You can practise your gun mount in a cost-effective way at home and it will pay off handsomely. To start with, use an unloaded gun and slowly (about a third of the normal speed) practise mounting it as above, bringing the gun up onto an imaginary rising teal, then, using your front hand, bring the comb to the cheek, push the shoulder forwards and then check you are in the correct position when you finish the mount. Build the muscle memory – do eight or 10 mounts – have a break and then start again. When this is perfect, you’re ready for stage two.
Gun mount, stage two
For stage two we use the line where the wall and ceiling meet. Put a mark at the mid-point. Set your feet up, with this as the break point. Take your muzzles back to the left end of the line (about a third of the normal speed again), push forwards and mount the gun, but, as you do so, move the muzzles along the line, so that you complete the mount before you reach the mark, then mentally fire and follow through to the other end of the line. Now start at the right-hand end and do the same back to the left end. As you mount the gun the end of the barrels should not waver above or below the line but should stay with the line, the line of your target.

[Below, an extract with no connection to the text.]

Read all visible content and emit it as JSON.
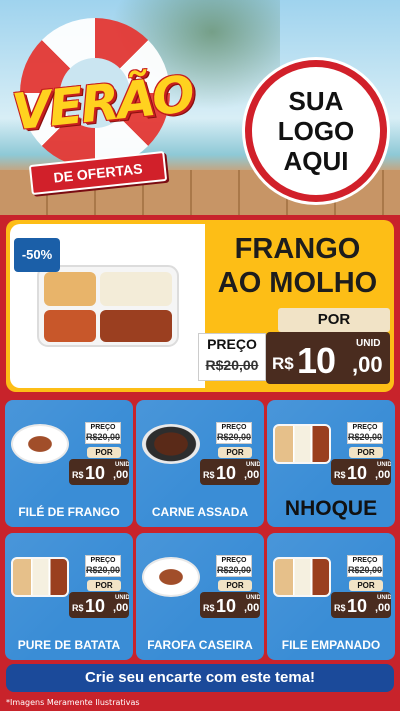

When you have perfected the movement, gradually increase the speed of the mount.
When you practise like this, it is important that you do it correctly, otherwise you are just wasting your time and creating bad habits. Do this exercise for a few minutes at a time, so you stay fresh, rather than doing a hundred rushed, rubbish mounts one after the other.
It is so often the case that when someone comes for a fitting lesson, they cannot mount the gun consistently, so we cannot fit a gun for them. Gun fit is not a magic pill that will suddenly turn you into George Digweed but it can help, and at the top level may give you that extra point to win a title, but you have to have learned and mastered the basics of stance, gun mount and how to shoot.
As you age, your posture changes and your eye dominance may alter, so the gun that fitted you 10 years ago may need tweaking. It is worth having it checked by an expert (by which I mean someone with years of experience) using a ‘try gun’ and pattern plate – you cannot do it in a shop or without shooting. At Holland & Holland we have a variety of ‘try guns’ in over-and-under and side-by-side formats, and are the acknowledged experts in the field; other gunmakers send their clients to us to be fitted. It is money well spent.